Herget, Paul, 1908-Variant names
Astronmer. Cincinnati Observatory, 1931-1940; Director, 1943-; Lick Observatory, 1935-1936; U. S. Naval Observatory, 1942-1946.
From the description of Papers, 1935-1981. (Unknown). WorldCat record id: 78261249
From the description of The first astronauts: Second Dirk Brouwer Memorial Prize Lecture delivered before the American Astronomical Society at the University of Maryland, 1980. (Unknown). WorldCat record id: 84586814
Paul Herget graduated from Withrow High School in Cincinnati and entered the University of Cincinnati in 1926 as a student in Civil Engineering. After a few weeks, he withdrew and took a job as a surveyor to earn money for school. In 1927, Herget re-enrolled at UC as a mathematics major. He graduated in 1931 with an A.B. degree. Upon graduation, he was offered a position as an assistant at the Cincinnati Observatory, which would allow him to continue graduate studies at UC part-time. He completed his Ph.D. at UC in 1935 with a dissertation on the computations of orbits of newly discovered minor planets. Herget received an Alexander Morrison Fellowship and spent one year at the University of California as a postdoctoral research associate.
During World War II he served in the Nautical Almanac Office of the U.S. Naval Observatory from 1942 until 1946. There he instituted the use of an IBM tabulator and worked on the Air Almanac, the Nautical Almanac, and the "Submarine Book." Herget's knowledge of tabulating equipment and computers led to him becoming a consultant in a variety of related fields: The Manhattan District (atom bomb project), Argonne National Laboratory (U.S. Atomic Energy Commission), Mapping and Charting Laboratory, Project Atlas, Project Vanguard, and Project Mercury.
Herget was appointed director of the Cincinnati Observatory in 1943. In 1947, he began directing the Minor Planet Center of the International Astronomical Union, and received at Cincinnati a complete collection of all observations and computations concerning the minor planets from all over the world.
In 1962, he was elected to the National Academy of Science, and in 1965 was awarded the James Craig Watson gold medal by the Academy in recognition of his research contributions. Also in 1965 he was appointed Distinguished Service Professor of Astronomy at the University of Cincinnati, and was the recipient of the William Howard Taft Medal for Notable Achievement in Life from the UC Alumni Association. He died in 1981
From the guide to the Paul Herget papers, 1935-1987, 1935-1987, (University of Cincinnati, Archives and Rare Books Library)
|associatedWith||Center for History of Physics (American Institute of Physics).||corporateBody|
|associatedWith||Cincinnati Observatory (Ohio)||corporateBody|
|associatedWith||DeVorkin, David H., 1944-||person|

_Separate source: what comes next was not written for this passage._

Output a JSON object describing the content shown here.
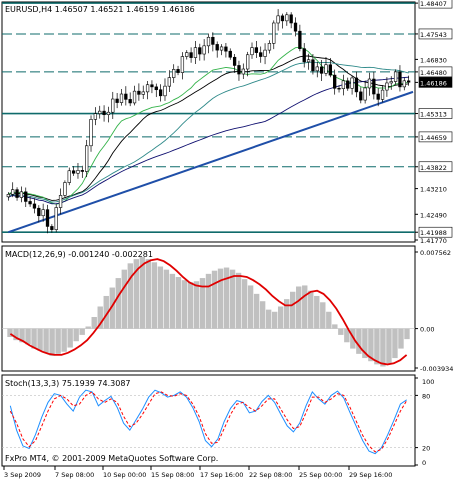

|associatedWith||Edmondson, Frank K. (Frank Kelley), 1912-||person|
|associatedWith||Nicholson, Seth B. (Seth Barnes), 1891-1963.||person|

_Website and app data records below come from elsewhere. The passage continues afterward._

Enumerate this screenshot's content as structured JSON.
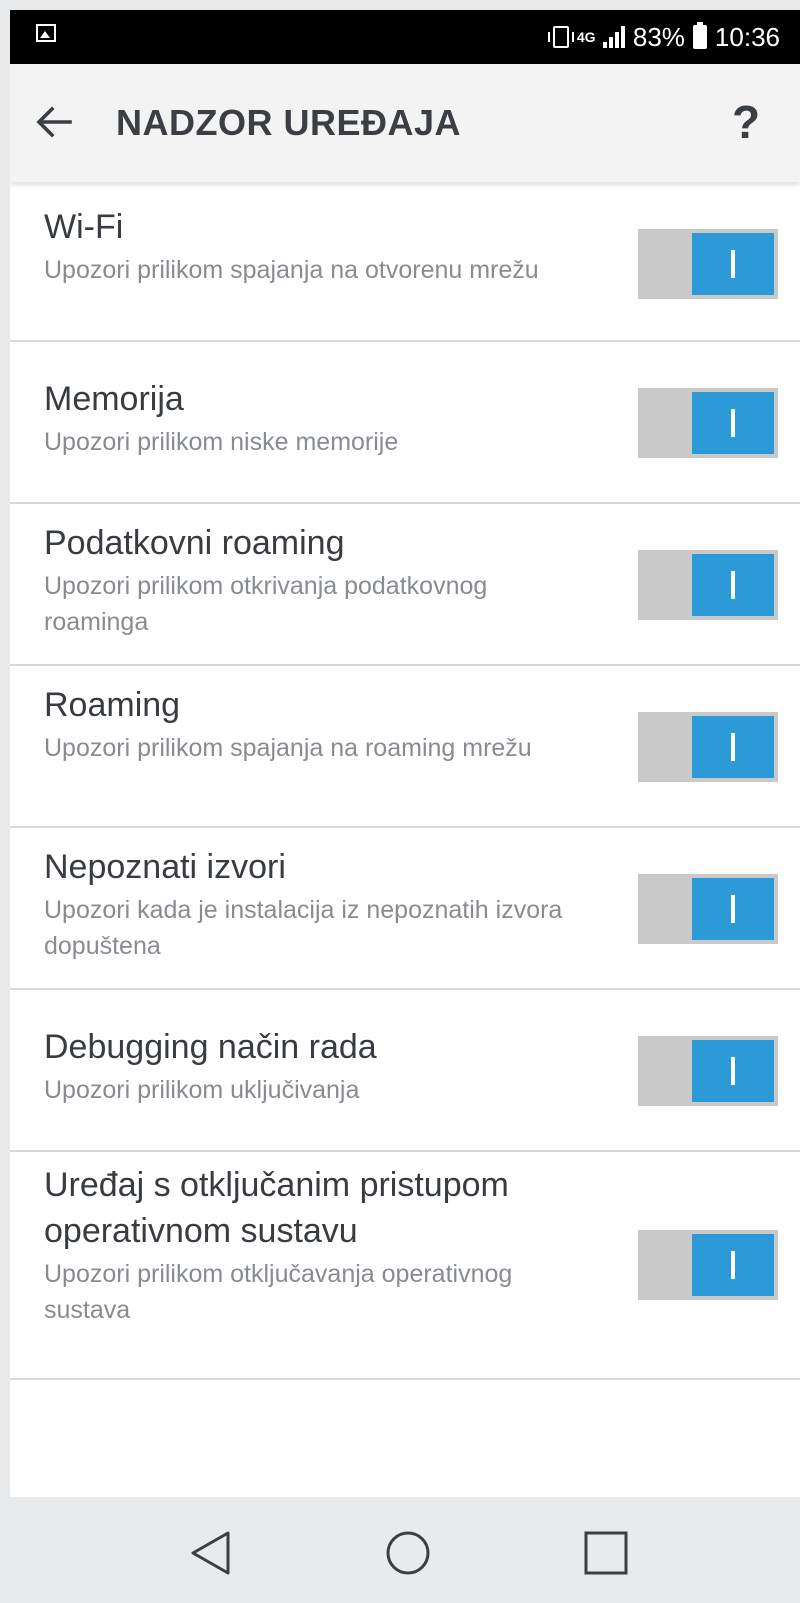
{
  "status_bar": {
    "network_type": "4G",
    "battery": "83%",
    "time": "10:36"
  },
  "header": {
    "title": "NADZOR UREĐAJA",
    "help_label": "?"
  },
  "settings": [
    {
      "title": "Wi-Fi",
      "subtitle": "Upozori prilikom spajanja na otvorenu mrežu",
      "enabled": true
    },
    {
      "title": "Memorija",
      "subtitle": "Upozori prilikom niske memorije",
      "enabled": true
    },
    {
      "title": "Podatkovni roaming",
      "subtitle": "Upozori prilikom otkrivanja podatkovnog roaminga",
      "enabled": true
    },
    {
      "title": "Roaming",
      "subtitle": "Upozori prilikom spajanja na roaming mrežu",
      "enabled": true
    },
    {
      "title": "Nepoznati izvori",
      "subtitle": "Upozori kada je instalacija iz nepoznatih izvora dopuštena",
      "enabled": true
    },
    {
      "title": "Debugging način rada",
      "subtitle": "Upozori prilikom uključivanja",
      "enabled": true
    },
    {
      "title": "Uređaj s otključanim pristupom operativnom sustavu",
      "subtitle": "Upozori prilikom otključavanja operativnog sustava",
      "enabled": true
    }
  ],
  "colors": {
    "toggle_on": "#2b9ad6",
    "toggle_track": "#c9c9c9",
    "title_text": "#383c40",
    "subtitle_text": "#888c91"
  },
  "icons": {
    "back": "arrow-back-icon",
    "nav_back": "triangle-back-icon",
    "nav_home": "circle-home-icon",
    "nav_recents": "square-recents-icon"
  }
}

|associatedWith||Niels Bohr Library.||corporateBody|
|associatedWith||Project Mercury (U.S.)||corporateBody|
|associatedWith||United States. National Aeronautics and Space Administration||corporateBody|

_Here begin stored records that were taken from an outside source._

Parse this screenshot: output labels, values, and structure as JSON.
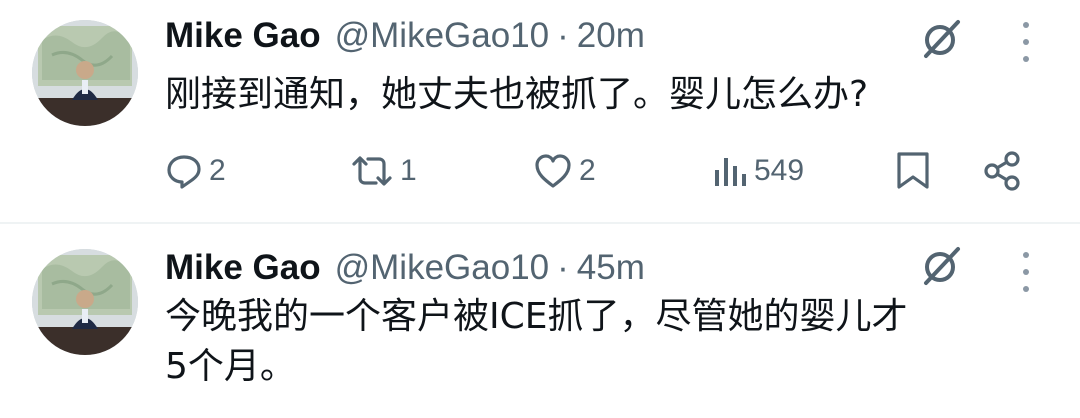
{
  "tweets": [
    {
      "author_name": "Mike Gao",
      "handle": "@MikeGao10",
      "separator": "·",
      "time": "20m",
      "text": "刚接到通知，她丈夫也被抓了。婴儿怎么办?",
      "actions": {
        "replies": "2",
        "retweets": "1",
        "likes": "2",
        "views": "549"
      },
      "icons": [
        "reply-icon",
        "retweet-icon",
        "like-icon",
        "views-icon",
        "bookmark-icon",
        "share-icon",
        "grok-icon",
        "more-icon"
      ]
    },
    {
      "author_name": "Mike Gao",
      "handle": "@MikeGao10",
      "separator": "·",
      "time": "45m",
      "text_line1": "今晚我的一个客户被ICE抓了，尽管她的婴儿才",
      "text_line2": "5个月。",
      "icons": [
        "grok-icon",
        "more-icon"
      ]
    }
  ],
  "colors": {
    "text_primary": "#0f1419",
    "text_secondary": "#536471",
    "divider": "#eff3f4"
  }
}
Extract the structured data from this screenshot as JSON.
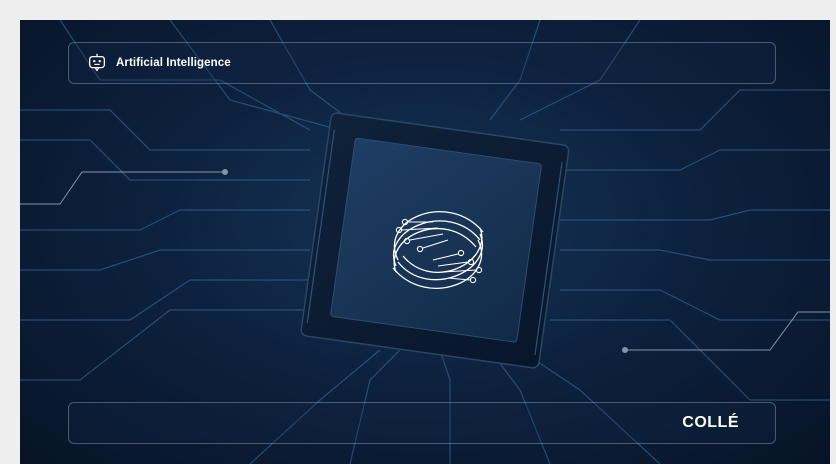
{
  "header": {
    "title": "Artificial Intelligence",
    "icon": "robot-chat-icon"
  },
  "footer": {
    "brand": "COLLÉ"
  },
  "visual": {
    "center_logo": "swirl-circuit-logo",
    "background": "circuit-board-chip"
  },
  "colors": {
    "background_dark": "#071426",
    "background_mid": "#173457",
    "trace": "#3b6a9a",
    "text": "#ffffff"
  }
}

|associatedWith||United States Naval Observatory.||corporateBody|
|associatedWith||University of California, Berkeley.||corporateBody|
|associatedWith||University of Cincinnati. Observatory.||corporateBody|
|associatedWith||Van de Kamp, Peter, 1901-||person|
|Place Name||Admin Code||Country|
|World War, 1914-1918|
|World War, 1939-1945--Science|
|Rockets (Aeronautics)--Technological aspects|